During my first trip to the United Kingdom two years ago my friend and travel writing compatriot, Mike Sowden, took me on an architectural walking tour of York’s old city walls. As we neared the megalithic York Minster Cathedral, he asked what cities I had visited in England.
“Only Newcastle and here,” I said.
“You haven’t been to London yet?” he asked, astonished. “Good for you,” he added after a few moments of reflection. “So many tourists only visit London and think they’ve seen England.”
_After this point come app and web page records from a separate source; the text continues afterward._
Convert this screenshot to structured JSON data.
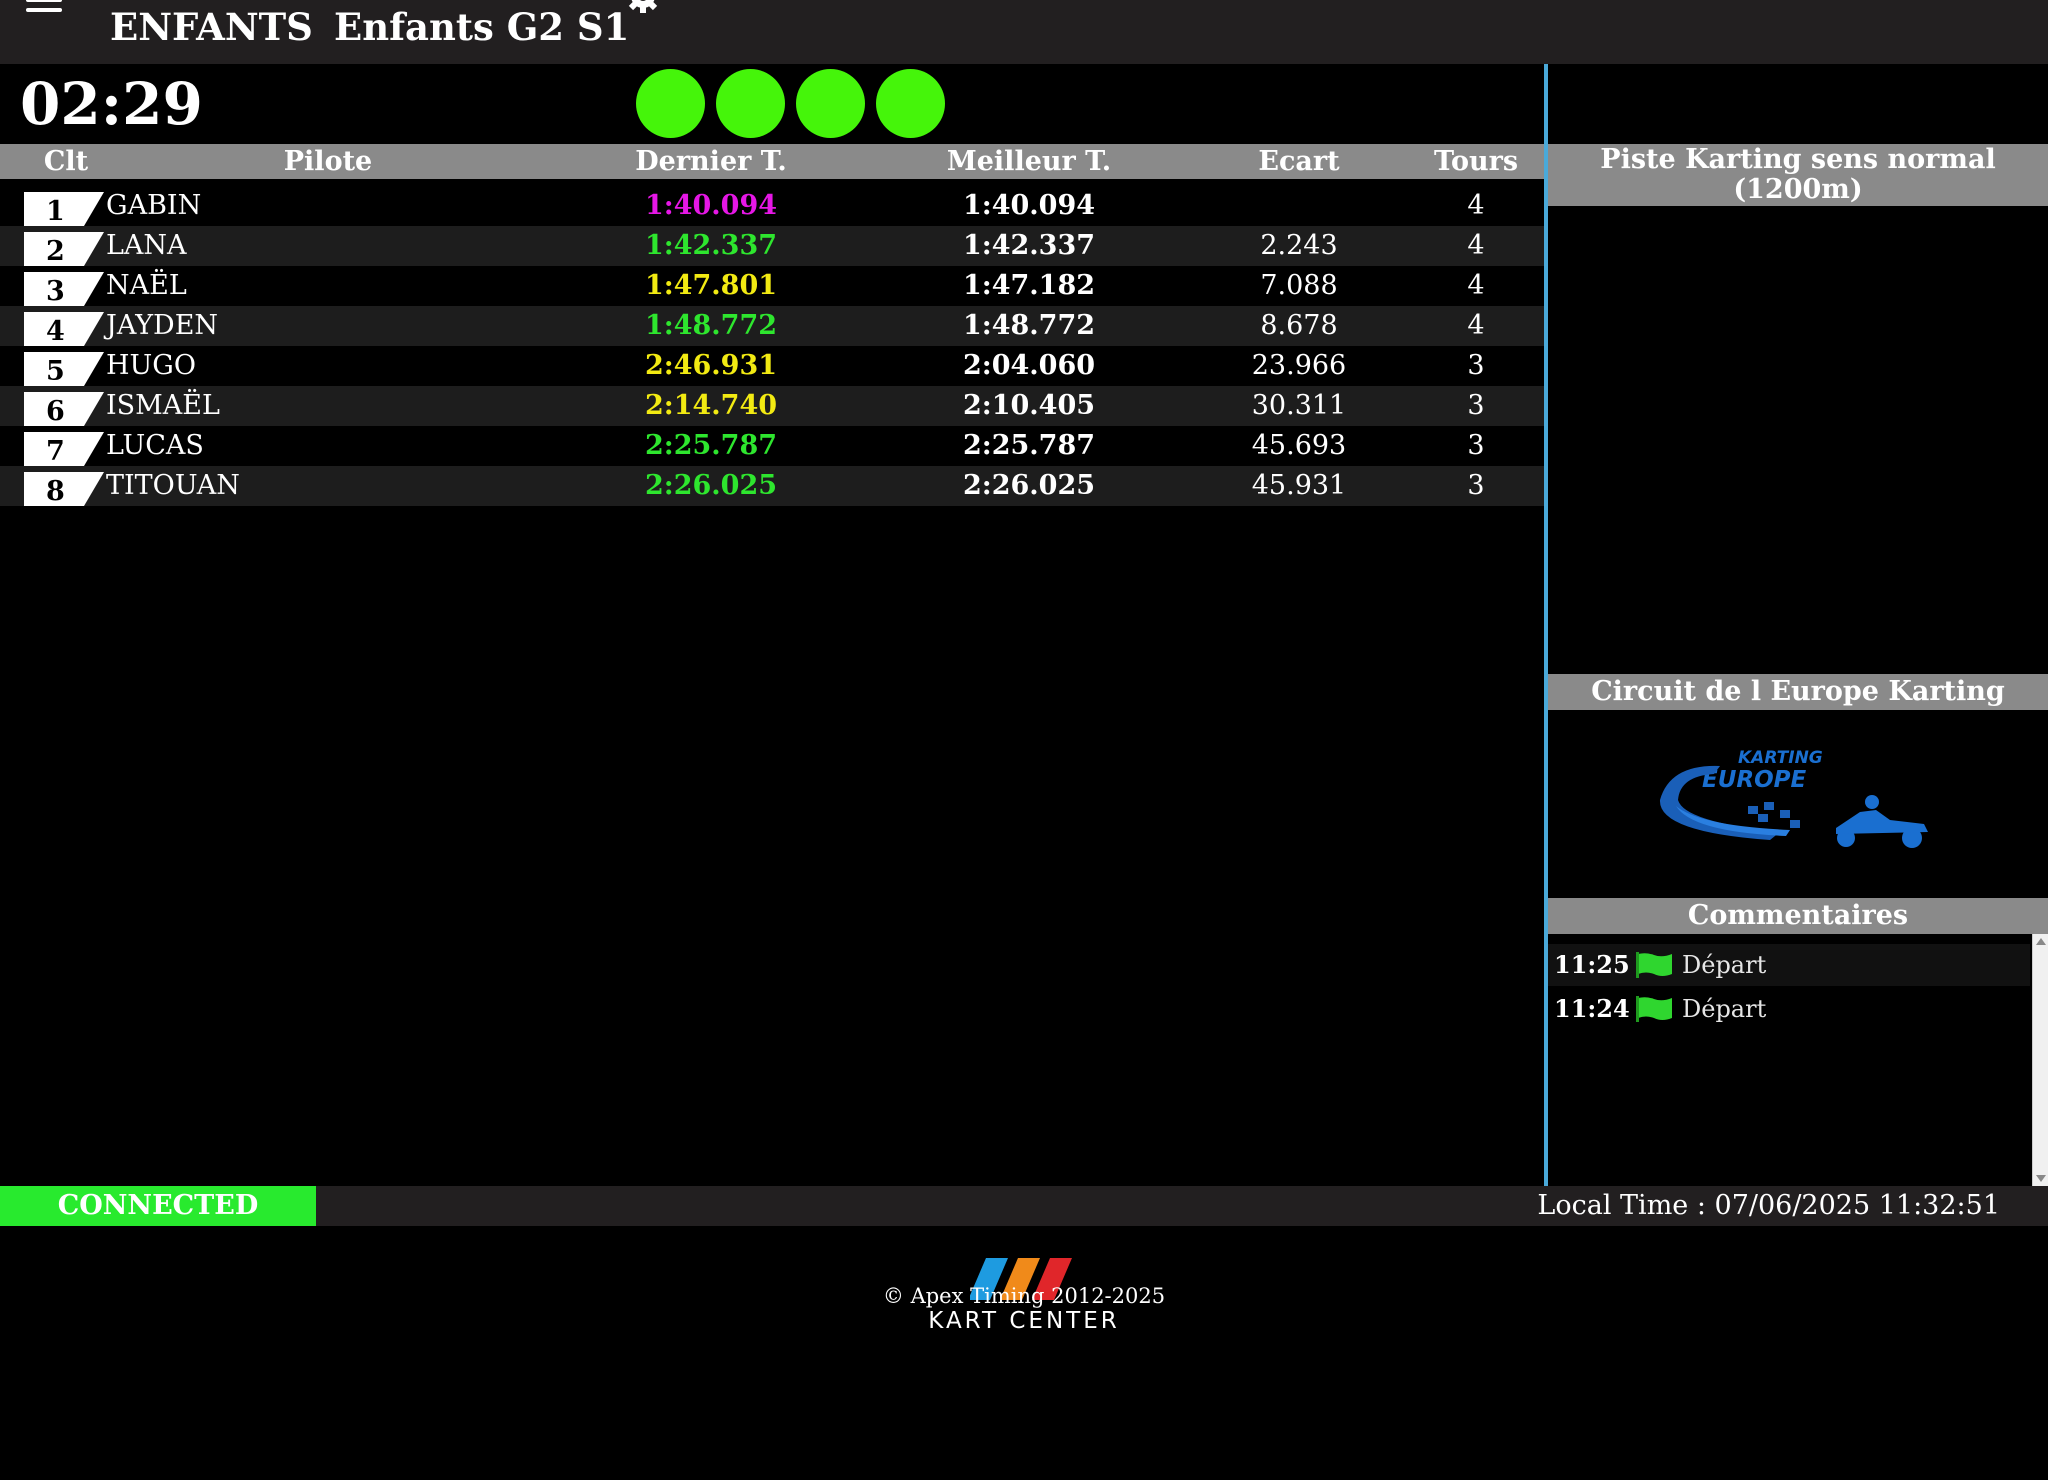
{
  "header": {
    "category": "ENFANTS",
    "session": "Enfants G2 S1"
  },
  "timer": "02:29",
  "lights": {
    "count": 4,
    "color": "#45f50a"
  },
  "table": {
    "headers": {
      "clt": "Clt",
      "pilote": "Pilote",
      "dernier": "Dernier T.",
      "meilleur": "Meilleur T.",
      "ecart": "Ecart",
      "tours": "Tours"
    },
    "rows": [
      {
        "pos": "1",
        "name": "GABIN",
        "last": "1:40.094",
        "last_color": "#e617e6",
        "best": "1:40.094",
        "gap": "",
        "laps": "4"
      },
      {
        "pos": "2",
        "name": "LANA",
        "last": "1:42.337",
        "last_color": "#2ee62e",
        "best": "1:42.337",
        "gap": "2.243",
        "laps": "4"
      },
      {
        "pos": "3",
        "name": "NAËL",
        "last": "1:47.801",
        "last_color": "#f2ea12",
        "best": "1:47.182",
        "gap": "7.088",
        "laps": "4"
      },
      {
        "pos": "4",
        "name": "JAYDEN",
        "last": "1:48.772",
        "last_color": "#2ee62e",
        "best": "1:48.772",
        "gap": "8.678",
        "laps": "4"
      },
      {
        "pos": "5",
        "name": "HUGO",
        "last": "2:46.931",
        "last_color": "#f2ea12",
        "best": "2:04.060",
        "gap": "23.966",
        "laps": "3"
      },
      {
        "pos": "6",
        "name": "ISMAËL",
        "last": "2:14.740",
        "last_color": "#f2ea12",
        "best": "2:10.405",
        "gap": "30.311",
        "laps": "3"
      },
      {
        "pos": "7",
        "name": "LUCAS",
        "last": "2:25.787",
        "last_color": "#2ee62e",
        "best": "2:25.787",
        "gap": "45.693",
        "laps": "3"
      },
      {
        "pos": "8",
        "name": "TITOUAN",
        "last": "2:26.025",
        "last_color": "#2ee62e",
        "best": "2:26.025",
        "gap": "45.931",
        "laps": "3"
      }
    ]
  },
  "side": {
    "track_title": "Piste Karting sens normal (1200m)",
    "circuit_title": "Circuit de l Europe Karting",
    "logo_top": "KARTING",
    "logo_main": "EUROPE",
    "comments_title": "Commentaires",
    "comments": [
      {
        "time": "11:25",
        "icon": "green-flag-icon",
        "text": "Départ"
      },
      {
        "time": "11:24",
        "icon": "green-flag-icon",
        "text": "Départ"
      }
    ]
  },
  "status": {
    "connection": "CONNECTED",
    "connection_color": "#28ea2e",
    "local_time": "Local Time : 07/06/2025 11:32:51"
  },
  "footer": {
    "copyright": "© Apex Timing 2012-2025",
    "brand": "KART CENTER"
  },
  "colors": {
    "accent_divider": "#4aa9d9",
    "header_bg": "#221f20",
    "table_header_bg": "#8a8a8a"
  }
}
This time, I decided it was finally time to visit London and see for myself what the hype was all about. Fortunately, after a miserably long and cold winter, the sun came out on the day I arrived and stuck around for the better part of a week. Hoping to see the most important sights, I walked for hours each day. Crossing over to the north shore of the Thames I meandered down to the Tower of London and Tower Bridge, then back into the financial district for a close-up view of unexpectedly avant-garde skyscrapers that dominate the skyline. St. Mary’s Axe, affectionately known by its nickname “the Gherkin” soars skyward like a giant ‘conehead.’ Just down the street, the Lloyd’s building looks for all the world like a stack of spiral-bound notebooks plunked down on a library shelf. Nearby, tourists and locals alike rubberneck at the city’s newest skyscraper, currently under construction, which features a startlingly concave, gravity-defying design. Continue reading